§ **Exercise instructions**
List all lines of the data that include the string "abierto".

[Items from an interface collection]

__________________________________________________

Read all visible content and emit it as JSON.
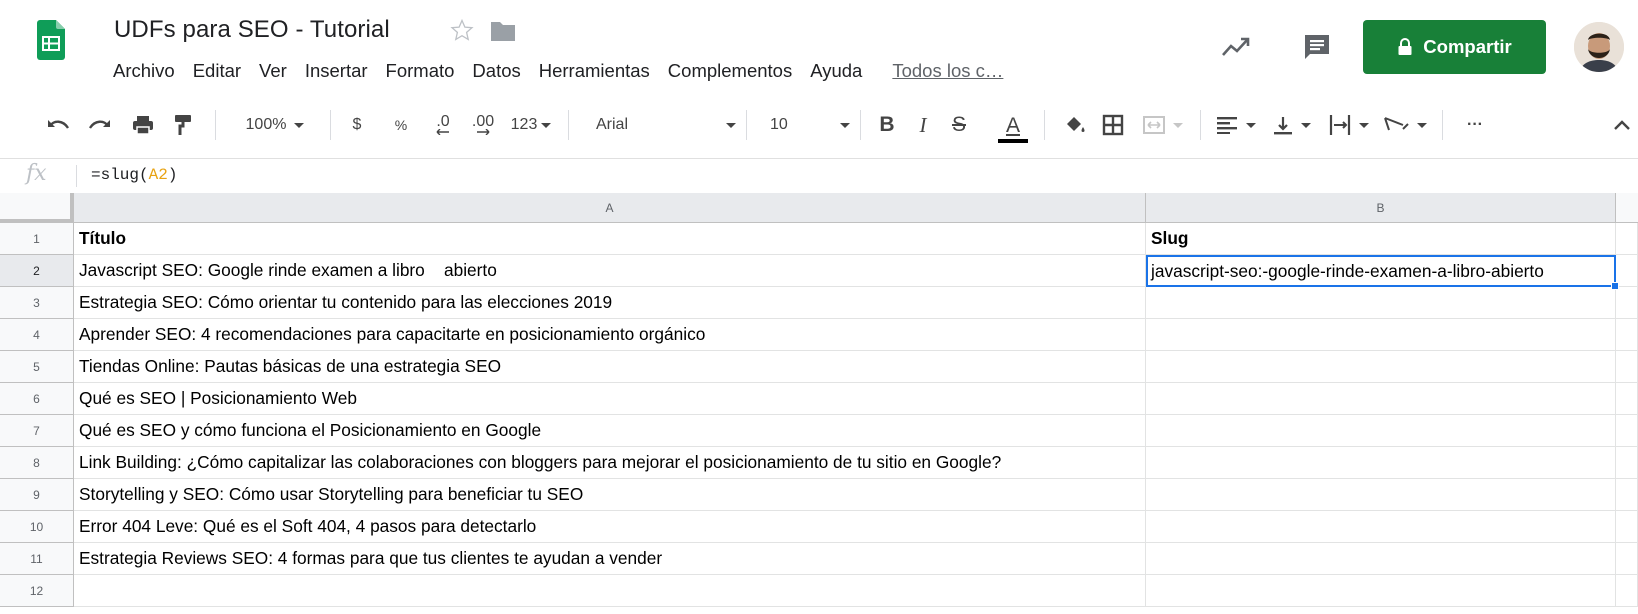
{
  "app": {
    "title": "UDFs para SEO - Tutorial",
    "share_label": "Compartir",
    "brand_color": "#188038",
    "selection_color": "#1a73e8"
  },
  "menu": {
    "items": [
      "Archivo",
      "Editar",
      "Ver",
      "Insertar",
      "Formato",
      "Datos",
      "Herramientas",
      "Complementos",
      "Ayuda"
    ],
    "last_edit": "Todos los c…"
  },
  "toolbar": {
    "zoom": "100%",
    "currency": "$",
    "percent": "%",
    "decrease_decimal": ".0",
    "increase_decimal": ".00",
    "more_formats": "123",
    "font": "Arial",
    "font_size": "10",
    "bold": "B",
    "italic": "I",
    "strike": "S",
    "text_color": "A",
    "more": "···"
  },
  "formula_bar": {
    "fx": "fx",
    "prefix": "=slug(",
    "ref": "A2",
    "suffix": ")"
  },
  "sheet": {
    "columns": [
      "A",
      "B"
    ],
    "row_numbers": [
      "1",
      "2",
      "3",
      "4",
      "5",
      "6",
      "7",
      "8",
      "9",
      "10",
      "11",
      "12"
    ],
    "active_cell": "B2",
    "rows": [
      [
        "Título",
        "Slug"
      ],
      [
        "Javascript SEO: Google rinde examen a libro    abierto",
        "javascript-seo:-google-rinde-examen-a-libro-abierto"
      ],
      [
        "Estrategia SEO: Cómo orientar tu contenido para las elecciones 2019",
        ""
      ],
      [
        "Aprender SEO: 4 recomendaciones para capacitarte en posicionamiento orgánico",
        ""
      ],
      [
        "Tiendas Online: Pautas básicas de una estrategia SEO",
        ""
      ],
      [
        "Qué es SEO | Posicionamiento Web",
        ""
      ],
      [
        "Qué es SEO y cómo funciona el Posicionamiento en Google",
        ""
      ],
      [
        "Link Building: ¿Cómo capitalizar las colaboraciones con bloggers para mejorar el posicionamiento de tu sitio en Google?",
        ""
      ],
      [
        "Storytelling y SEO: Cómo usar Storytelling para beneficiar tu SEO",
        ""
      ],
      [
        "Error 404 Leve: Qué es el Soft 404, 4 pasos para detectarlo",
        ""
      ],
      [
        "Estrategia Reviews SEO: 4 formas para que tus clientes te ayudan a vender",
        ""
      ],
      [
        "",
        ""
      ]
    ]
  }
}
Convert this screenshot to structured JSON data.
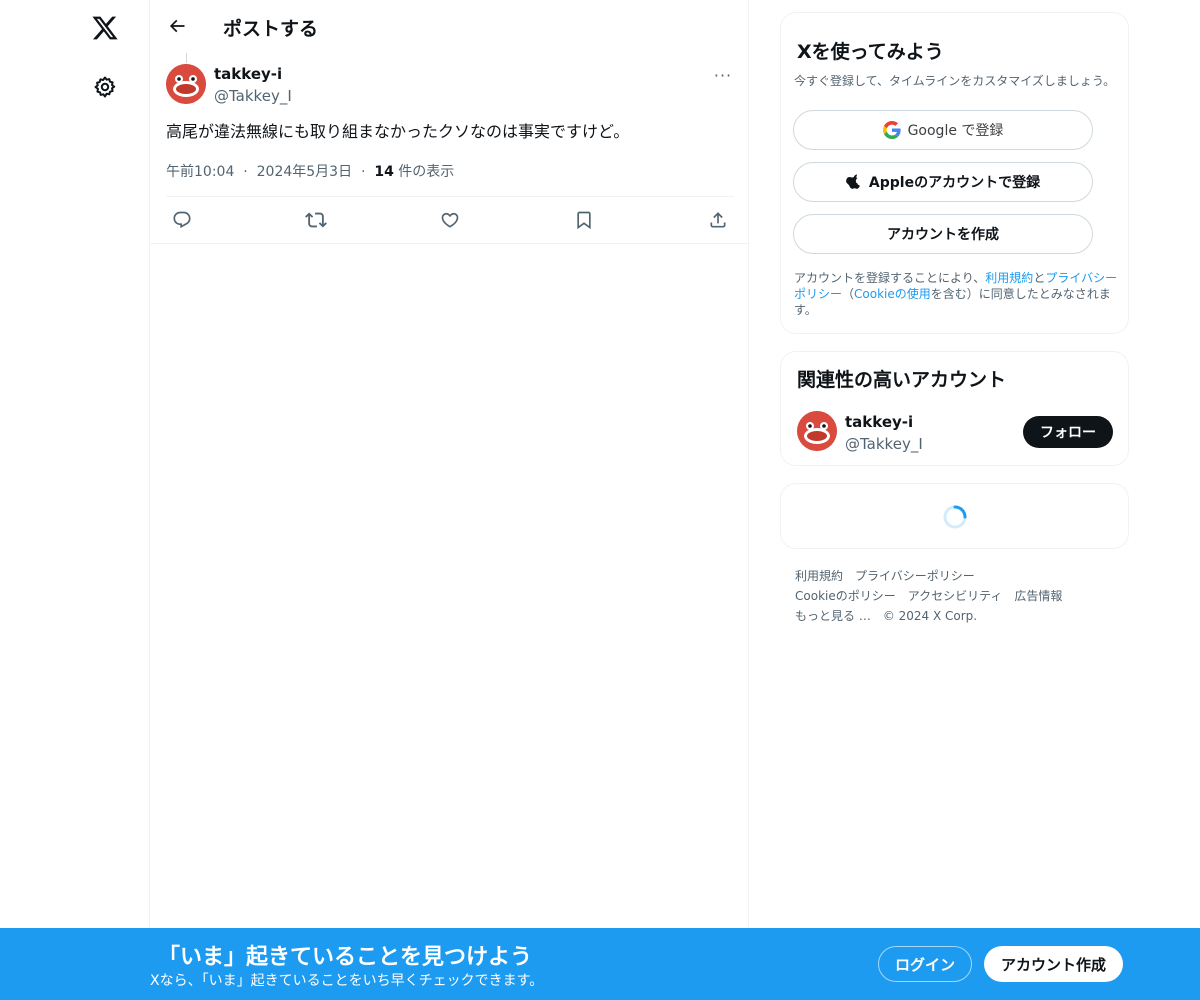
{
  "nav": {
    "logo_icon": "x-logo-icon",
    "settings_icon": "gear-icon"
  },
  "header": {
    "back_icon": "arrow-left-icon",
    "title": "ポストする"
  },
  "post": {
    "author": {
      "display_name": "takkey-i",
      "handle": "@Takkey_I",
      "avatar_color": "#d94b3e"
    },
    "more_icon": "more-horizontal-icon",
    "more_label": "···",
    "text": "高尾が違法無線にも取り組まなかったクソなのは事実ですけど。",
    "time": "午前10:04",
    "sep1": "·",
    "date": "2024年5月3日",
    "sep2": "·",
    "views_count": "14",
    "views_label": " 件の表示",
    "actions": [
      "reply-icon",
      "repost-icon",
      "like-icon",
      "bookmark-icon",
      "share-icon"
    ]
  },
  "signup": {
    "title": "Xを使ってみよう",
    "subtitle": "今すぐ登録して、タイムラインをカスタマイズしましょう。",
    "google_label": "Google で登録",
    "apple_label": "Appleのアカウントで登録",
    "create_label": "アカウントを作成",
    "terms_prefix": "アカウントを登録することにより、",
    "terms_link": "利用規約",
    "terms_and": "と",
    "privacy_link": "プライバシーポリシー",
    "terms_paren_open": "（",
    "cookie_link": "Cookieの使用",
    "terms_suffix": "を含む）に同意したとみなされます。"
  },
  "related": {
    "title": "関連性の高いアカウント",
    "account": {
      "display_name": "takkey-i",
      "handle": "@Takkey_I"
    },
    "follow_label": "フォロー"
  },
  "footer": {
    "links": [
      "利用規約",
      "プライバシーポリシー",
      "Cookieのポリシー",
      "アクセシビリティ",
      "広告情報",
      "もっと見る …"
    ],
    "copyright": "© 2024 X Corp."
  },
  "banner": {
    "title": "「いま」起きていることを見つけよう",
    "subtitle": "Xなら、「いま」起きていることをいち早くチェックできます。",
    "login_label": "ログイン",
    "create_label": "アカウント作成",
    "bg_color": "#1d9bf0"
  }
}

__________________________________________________

§ **The completed task**
        "Javascript SEO: Google rinde examen a libro    abierto",
        "javascript-seo:-google-rinde-examen-a-libro-abierto"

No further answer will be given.